The Yield opens with a man dying as he is putting the finishing touches on a dictionary of Indigenous words. He is Albert Gondiwindi, and after his death his family gather to mourn at the former mission where they still live, including his granddaughter August, who ran away when she was 15.
August returns to her family’s land alongside the Murrumby River, to grandmother Elsie, her aunts, and her first kiss Eddie Falstaff. Not present though are her sister Jedda, who vanished at the age of 9, and their parents. What happened to Jedda, and why August ran away are two of the driving threads of this novel.
But there is more going on. In a second part, woven through August’s story, we read entries from Albert’s dictionary. These give glimpses into his life after being removed from his family, growing up in a boys’ home, and meeting his wife through her political activism. There are hints too of dark family secrets. (The full dictionary appears at the end, from z to a, “a nod to the backwards whitefella’s world”).
The third part takes the form of a letter from Reverend Ferdinand Greenleaf, a German immigrant who founded the mission in 1880 where Albert was born. While a reasonably sympathetic white man, Greenleaf bears witness to some of the most insidious horrors of Australia’s colonial history: systematic rape, dispossession, and enslavement.
In the background of all this is a battle over the country, with a mining company tellingly named “Rinepalm” preparing to open a nickel mine on the Gondiwindi land.
Also there’s time for plenty of laughs, many tears, and things even get rather hot and heavy at one point. It’s a lot of ground to cover, but it is amazing how lightly this story flits along. At no point does it get bogged down or drop one of the many balls in the air.
I was reminded a lot of last year’s Miles Franklin Prize winner, Too Much Lip by Melissa Lucashenko. Both feature granddaughters returning to rural towns after their grandfathers’ deaths, both feature land battles, and both shine a glaring light on the horrors in Australian history (they even share bisexual, or at least curious, protagonists). But whereas Lucashenko’s novel comes out spoiling for a fight, The Yield strikes a more elegiac tone. They complement each other perfectly.
The Yield takes its time to gather force, but when it reveals its hand it offers a quietly radical and generous way forward. Language is core to the novel’s solution to healing the wound in Australia’s past. As one character says, “when people go overseas the first thing they do is learn a handful of words”. Words are “the way to all time”; Albert refers to his gathering of words as “time travel”.
Like the plot, the writing is effortless, leaping from historical truth-telling to romance to family banter to politics with ease.
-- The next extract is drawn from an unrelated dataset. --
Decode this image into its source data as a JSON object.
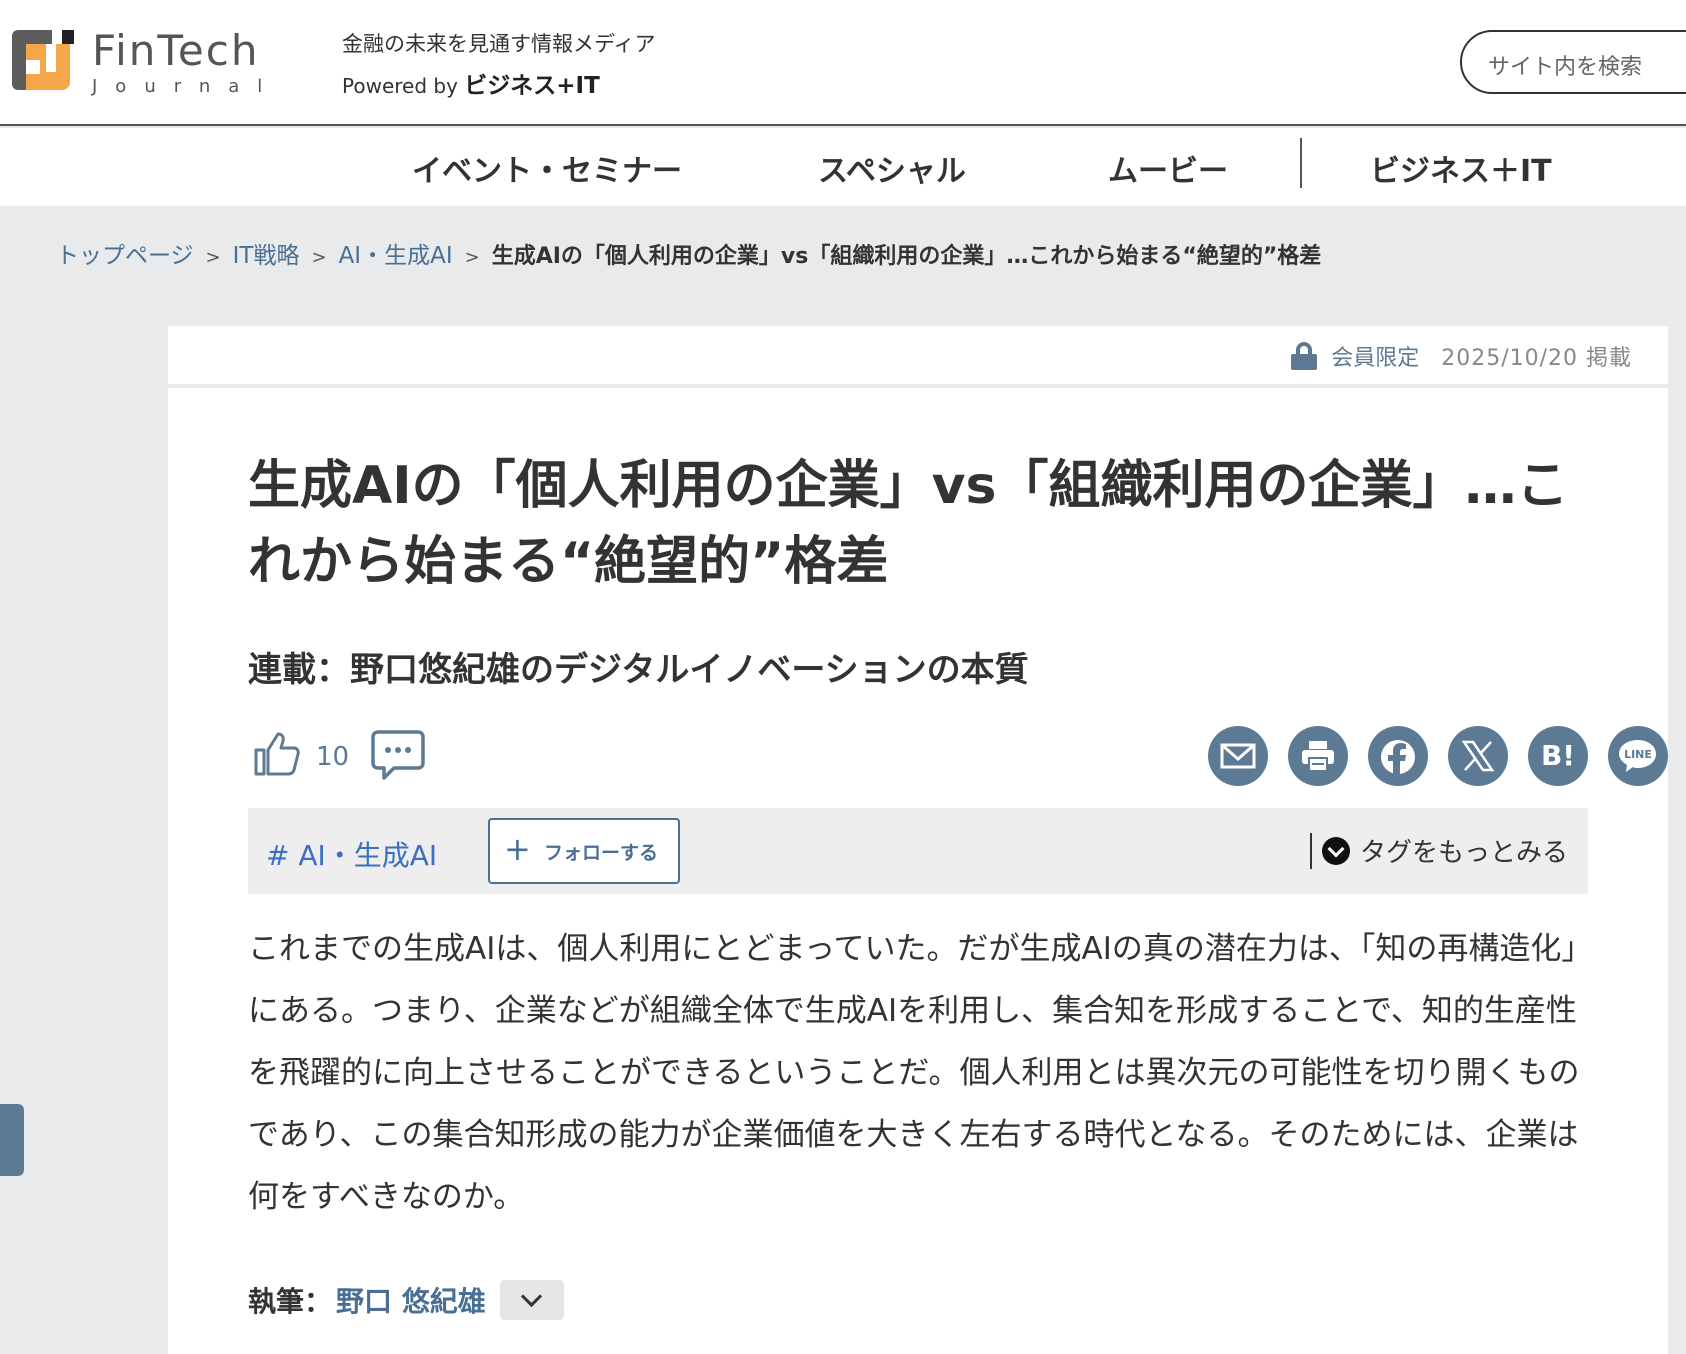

And integral to it is Albert’s dictionary, sharing Wiradjuri words and concepts, encouraging us to say the words so they “hit the back of your mouth.” It powerfully demonstrates the inseparable bond between culture and country. My favourite word might be “girra-wiiny”, a quiet place with many flowers. Or yura, the word for wheat: explaining how the Gondiwindi milled grains for tens of thousands of years, Albert notes “every person knows bread in one way or another”. This book is full of such startling ideas. Through Albert’s dictionary comes a vision of a possible Australia, one that lives more harmoniously with the land and its many peoples.
Gay rating: 2/5 for one queer character, and an at-least curious protagonist.
The Yield is published by Penguin.